Total Solar Eclipse FAQ and Safety Precautions
This will be the first time in 99 years that a total solar eclipse has traversed the length of the entire nation from west coast to east. The Moon’s shadow covers about a 70-mile wide path, called Path of Totality. Scientifically, when the moon completely covers the sun, the corona, which is the sun’s atmosphere, is visible. The moon is the best sunblock for these types of observations! Every state will experience at least a partial eclipse, and fourteen states will anticipate the full eclipse that will result in over two minutes of complete darkness in the middle of the day.

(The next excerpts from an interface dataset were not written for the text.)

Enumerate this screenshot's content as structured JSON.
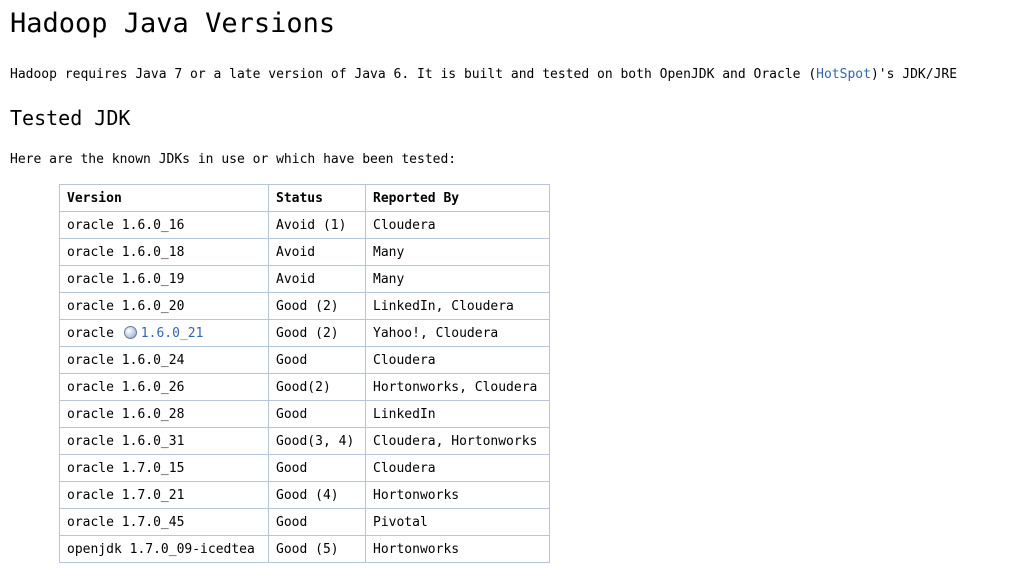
{
  "title": "Hadoop Java Versions",
  "intro": {
    "before": "Hadoop requires Java 7 or a late version of Java 6. It is built and tested on both OpenJDK and Oracle (",
    "link": "HotSpot",
    "after": ")'s JDK/JRE"
  },
  "section_title": "Tested JDK",
  "lead": "Here are the known JDKs in use or which have been tested:",
  "table": {
    "headers": [
      "Version",
      "Status",
      "Reported By"
    ],
    "rows": [
      {
        "version": "oracle 1.6.0_16",
        "status": "Avoid (1)",
        "reported": "Cloudera"
      },
      {
        "version": "oracle 1.6.0_18",
        "status": "Avoid",
        "reported": "Many"
      },
      {
        "version": "oracle 1.6.0_19",
        "status": "Avoid",
        "reported": "Many"
      },
      {
        "version": "oracle 1.6.0_20",
        "status": "Good (2)",
        "reported": "LinkedIn, Cloudera"
      },
      {
        "version_prefix": "oracle",
        "version_link": "1.6.0_21",
        "icon": "globe-icon",
        "status": "Good (2)",
        "reported": "Yahoo!, Cloudera"
      },
      {
        "version": "oracle 1.6.0_24",
        "status": "Good",
        "reported": "Cloudera"
      },
      {
        "version": "oracle 1.6.0_26",
        "status": "Good(2)",
        "reported": "Hortonworks, Cloudera"
      },
      {
        "version": "oracle 1.6.0_28",
        "status": "Good",
        "reported": "LinkedIn"
      },
      {
        "version": "oracle 1.6.0_31",
        "status": "Good(3, 4)",
        "reported": "Cloudera, Hortonworks"
      },
      {
        "version": "oracle 1.7.0_15",
        "status": "Good",
        "reported": "Cloudera"
      },
      {
        "version": "oracle 1.7.0_21",
        "status": "Good (4)",
        "reported": "Hortonworks"
      },
      {
        "version": "oracle 1.7.0_45",
        "status": "Good",
        "reported": "Pivotal"
      },
      {
        "version": "openjdk 1.7.0_09-icedtea",
        "status": "Good (5)",
        "reported": "Hortonworks"
      }
    ]
  },
  "colors": {
    "link": "#3366aa",
    "table_border": "#b8c4d8"
  }
}
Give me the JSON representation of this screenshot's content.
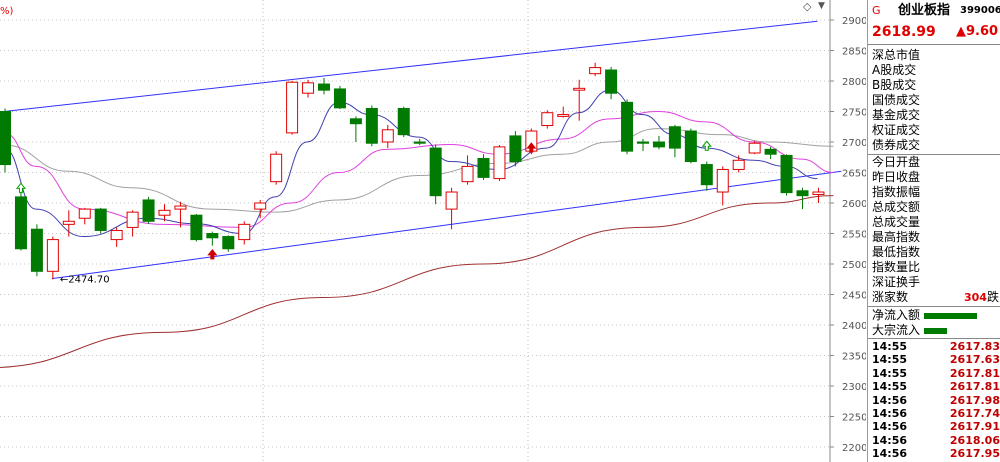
{
  "header": {
    "percent_label": "%)",
    "diamond_glyph": "◇",
    "arrow_glyph": "▼"
  },
  "quote": {
    "tag": "G",
    "name": "创业板指",
    "code": "399006",
    "price": "2618.99",
    "change": "▲9.60"
  },
  "fields": [
    "深总市值",
    "A股成交",
    "B股成交",
    "国债成交",
    "基金成交",
    "权证成交",
    "债券成交",
    "今日开盘",
    "昨日收盘",
    "指数振幅",
    "总成交额",
    "总成交量",
    "最高指数",
    "最低指数",
    "指数量比",
    "深证换手"
  ],
  "breadth": {
    "label": "涨家数",
    "count": "304",
    "suffix": "跌"
  },
  "flows": [
    {
      "label": "净流入额",
      "ratio": 1.0
    },
    {
      "label": "大宗流入",
      "ratio": 0.43
    }
  ],
  "ticks": [
    {
      "time": "14:55",
      "price": "2617.83"
    },
    {
      "time": "14:55",
      "price": "2617.63"
    },
    {
      "time": "14:55",
      "price": "2617.81"
    },
    {
      "time": "14:55",
      "price": "2617.81"
    },
    {
      "time": "14:56",
      "price": "2617.98"
    },
    {
      "time": "14:56",
      "price": "2617.74"
    },
    {
      "time": "14:56",
      "price": "2617.91"
    },
    {
      "time": "14:56",
      "price": "2618.06"
    },
    {
      "time": "14:56",
      "price": "2617.95"
    }
  ],
  "colors": {
    "up": "#e00000",
    "down": "#007a00",
    "ma5": "#4040b0",
    "ma10": "#e040e0",
    "ma20": "#a0a0a0",
    "ma_long": "#a03030",
    "channel": "#3030ff"
  },
  "chart_data": {
    "type": "candlestick",
    "y_axis": {
      "ylim": [
        2200,
        2920
      ],
      "ticks": [
        2200,
        2250,
        2300,
        2350,
        2400,
        2450,
        2500,
        2550,
        2600,
        2650,
        2700,
        2750,
        2800,
        2850,
        2900
      ]
    },
    "annotation": {
      "text": "←2474.70",
      "value": 2474.7
    },
    "candles": [
      {
        "o": 2750,
        "c": 2663,
        "h": 2755,
        "l": 2650
      },
      {
        "o": 2610,
        "c": 2525,
        "h": 2618,
        "l": 2522
      },
      {
        "o": 2557,
        "c": 2488,
        "h": 2565,
        "l": 2480
      },
      {
        "o": 2488,
        "c": 2540,
        "h": 2545,
        "l": 2475
      },
      {
        "o": 2565,
        "c": 2570,
        "h": 2588,
        "l": 2545
      },
      {
        "o": 2575,
        "c": 2590,
        "h": 2592,
        "l": 2565
      },
      {
        "o": 2590,
        "c": 2555,
        "h": 2592,
        "l": 2550
      },
      {
        "o": 2540,
        "c": 2555,
        "h": 2560,
        "l": 2528
      },
      {
        "o": 2560,
        "c": 2585,
        "h": 2588,
        "l": 2545
      },
      {
        "o": 2605,
        "c": 2570,
        "h": 2610,
        "l": 2566
      },
      {
        "o": 2580,
        "c": 2588,
        "h": 2598,
        "l": 2570
      },
      {
        "o": 2590,
        "c": 2595,
        "h": 2602,
        "l": 2560
      },
      {
        "o": 2580,
        "c": 2540,
        "h": 2582,
        "l": 2537
      },
      {
        "o": 2550,
        "c": 2543,
        "h": 2553,
        "l": 2530
      },
      {
        "o": 2545,
        "c": 2525,
        "h": 2547,
        "l": 2520
      },
      {
        "o": 2540,
        "c": 2565,
        "h": 2570,
        "l": 2532
      },
      {
        "o": 2590,
        "c": 2600,
        "h": 2605,
        "l": 2575
      },
      {
        "o": 2635,
        "c": 2680,
        "h": 2685,
        "l": 2630
      },
      {
        "o": 2715,
        "c": 2798,
        "h": 2800,
        "l": 2712
      },
      {
        "o": 2780,
        "c": 2797,
        "h": 2802,
        "l": 2773
      },
      {
        "o": 2795,
        "c": 2785,
        "h": 2805,
        "l": 2778
      },
      {
        "o": 2787,
        "c": 2756,
        "h": 2792,
        "l": 2754
      },
      {
        "o": 2738,
        "c": 2730,
        "h": 2742,
        "l": 2700
      },
      {
        "o": 2755,
        "c": 2698,
        "h": 2760,
        "l": 2693
      },
      {
        "o": 2700,
        "c": 2720,
        "h": 2728,
        "l": 2690
      },
      {
        "o": 2755,
        "c": 2712,
        "h": 2758,
        "l": 2708
      },
      {
        "o": 2700,
        "c": 2698,
        "h": 2705,
        "l": 2695
      },
      {
        "o": 2690,
        "c": 2612,
        "h": 2696,
        "l": 2598
      },
      {
        "o": 2590,
        "c": 2618,
        "h": 2625,
        "l": 2557
      },
      {
        "o": 2635,
        "c": 2660,
        "h": 2678,
        "l": 2630
      },
      {
        "o": 2673,
        "c": 2642,
        "h": 2680,
        "l": 2638
      },
      {
        "o": 2640,
        "c": 2692,
        "h": 2695,
        "l": 2636
      },
      {
        "o": 2710,
        "c": 2668,
        "h": 2718,
        "l": 2660
      },
      {
        "o": 2685,
        "c": 2718,
        "h": 2722,
        "l": 2680
      },
      {
        "o": 2727,
        "c": 2748,
        "h": 2752,
        "l": 2722
      },
      {
        "o": 2742,
        "c": 2745,
        "h": 2758,
        "l": 2740
      },
      {
        "o": 2785,
        "c": 2788,
        "h": 2802,
        "l": 2735
      },
      {
        "o": 2812,
        "c": 2822,
        "h": 2830,
        "l": 2808
      },
      {
        "o": 2818,
        "c": 2780,
        "h": 2823,
        "l": 2770
      },
      {
        "o": 2765,
        "c": 2685,
        "h": 2770,
        "l": 2680
      },
      {
        "o": 2700,
        "c": 2698,
        "h": 2705,
        "l": 2685
      },
      {
        "o": 2700,
        "c": 2692,
        "h": 2710,
        "l": 2688
      },
      {
        "o": 2725,
        "c": 2690,
        "h": 2728,
        "l": 2675
      },
      {
        "o": 2718,
        "c": 2668,
        "h": 2722,
        "l": 2665
      },
      {
        "o": 2663,
        "c": 2630,
        "h": 2668,
        "l": 2620
      },
      {
        "o": 2618,
        "c": 2655,
        "h": 2660,
        "l": 2596
      },
      {
        "o": 2655,
        "c": 2670,
        "h": 2678,
        "l": 2650
      },
      {
        "o": 2682,
        "c": 2698,
        "h": 2702,
        "l": 2680
      },
      {
        "o": 2688,
        "c": 2680,
        "h": 2692,
        "l": 2672
      },
      {
        "o": 2678,
        "c": 2617,
        "h": 2680,
        "l": 2612
      },
      {
        "o": 2620,
        "c": 2612,
        "h": 2625,
        "l": 2590
      },
      {
        "o": 2614,
        "c": 2618,
        "h": 2625,
        "l": 2600
      }
    ],
    "channel_upper": [
      {
        "i": 0,
        "v": 2750
      },
      {
        "i": 51,
        "v": 2898
      }
    ],
    "channel_lower": [
      {
        "i": 3,
        "v": 2476
      },
      {
        "i": 52.5,
        "v": 2652
      }
    ],
    "ma_long": [
      {
        "i": -1,
        "v": 2330
      },
      {
        "i": 10,
        "v": 2388
      },
      {
        "i": 20,
        "v": 2445
      },
      {
        "i": 30,
        "v": 2500
      },
      {
        "i": 40,
        "v": 2560
      },
      {
        "i": 48,
        "v": 2600
      },
      {
        "i": 52,
        "v": 2612
      }
    ],
    "ma5": [
      {
        "i": 0,
        "v": 2690
      },
      {
        "i": 2,
        "v": 2590
      },
      {
        "i": 5,
        "v": 2545
      },
      {
        "i": 9,
        "v": 2575
      },
      {
        "i": 12,
        "v": 2566
      },
      {
        "i": 15,
        "v": 2550
      },
      {
        "i": 17,
        "v": 2610
      },
      {
        "i": 19,
        "v": 2700
      },
      {
        "i": 21,
        "v": 2765
      },
      {
        "i": 23,
        "v": 2745
      },
      {
        "i": 26,
        "v": 2708
      },
      {
        "i": 28,
        "v": 2668
      },
      {
        "i": 31,
        "v": 2655
      },
      {
        "i": 34,
        "v": 2690
      },
      {
        "i": 36,
        "v": 2748
      },
      {
        "i": 38,
        "v": 2785
      },
      {
        "i": 40,
        "v": 2745
      },
      {
        "i": 42,
        "v": 2712
      },
      {
        "i": 44,
        "v": 2690
      },
      {
        "i": 47,
        "v": 2670
      },
      {
        "i": 49,
        "v": 2660
      },
      {
        "i": 51,
        "v": 2640
      }
    ],
    "ma10": [
      {
        "i": 0,
        "v": 2715
      },
      {
        "i": 2,
        "v": 2660
      },
      {
        "i": 5,
        "v": 2590
      },
      {
        "i": 10,
        "v": 2565
      },
      {
        "i": 15,
        "v": 2560
      },
      {
        "i": 18,
        "v": 2600
      },
      {
        "i": 21,
        "v": 2650
      },
      {
        "i": 24,
        "v": 2688
      },
      {
        "i": 28,
        "v": 2696
      },
      {
        "i": 31,
        "v": 2680
      },
      {
        "i": 35,
        "v": 2705
      },
      {
        "i": 38,
        "v": 2738
      },
      {
        "i": 41,
        "v": 2750
      },
      {
        "i": 44,
        "v": 2733
      },
      {
        "i": 47,
        "v": 2700
      },
      {
        "i": 50,
        "v": 2672
      },
      {
        "i": 52,
        "v": 2650
      }
    ],
    "ma20": [
      {
        "i": 0,
        "v": 2695
      },
      {
        "i": 4,
        "v": 2652
      },
      {
        "i": 8,
        "v": 2625
      },
      {
        "i": 13,
        "v": 2590
      },
      {
        "i": 17,
        "v": 2585
      },
      {
        "i": 21,
        "v": 2605
      },
      {
        "i": 26,
        "v": 2645
      },
      {
        "i": 31,
        "v": 2665
      },
      {
        "i": 35,
        "v": 2680
      },
      {
        "i": 38,
        "v": 2700
      },
      {
        "i": 41,
        "v": 2722
      },
      {
        "i": 45,
        "v": 2712
      },
      {
        "i": 48,
        "v": 2700
      },
      {
        "i": 52,
        "v": 2693
      }
    ],
    "markers": [
      {
        "i": 1,
        "kind": "up-hollow",
        "v": 2624
      },
      {
        "i": 13,
        "kind": "up-filled",
        "v": 2515
      },
      {
        "i": 33,
        "kind": "up-filled",
        "v": 2690
      },
      {
        "i": 44,
        "kind": "up-hollow",
        "v": 2693
      }
    ]
  }
}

NASA’s official Total Solar Eclipse website contains path of totality maps indicating which portions of the United States will have a partial view of the solar eclipse, and which will experience the total solar eclipse. The site also features, among other significant information, key safety precautions to consider in preparation for viewing, a map of viewing locations and events across the country, and a categorized list of frequently asked questions.
This article was originally published on Monday, August 14, 2017.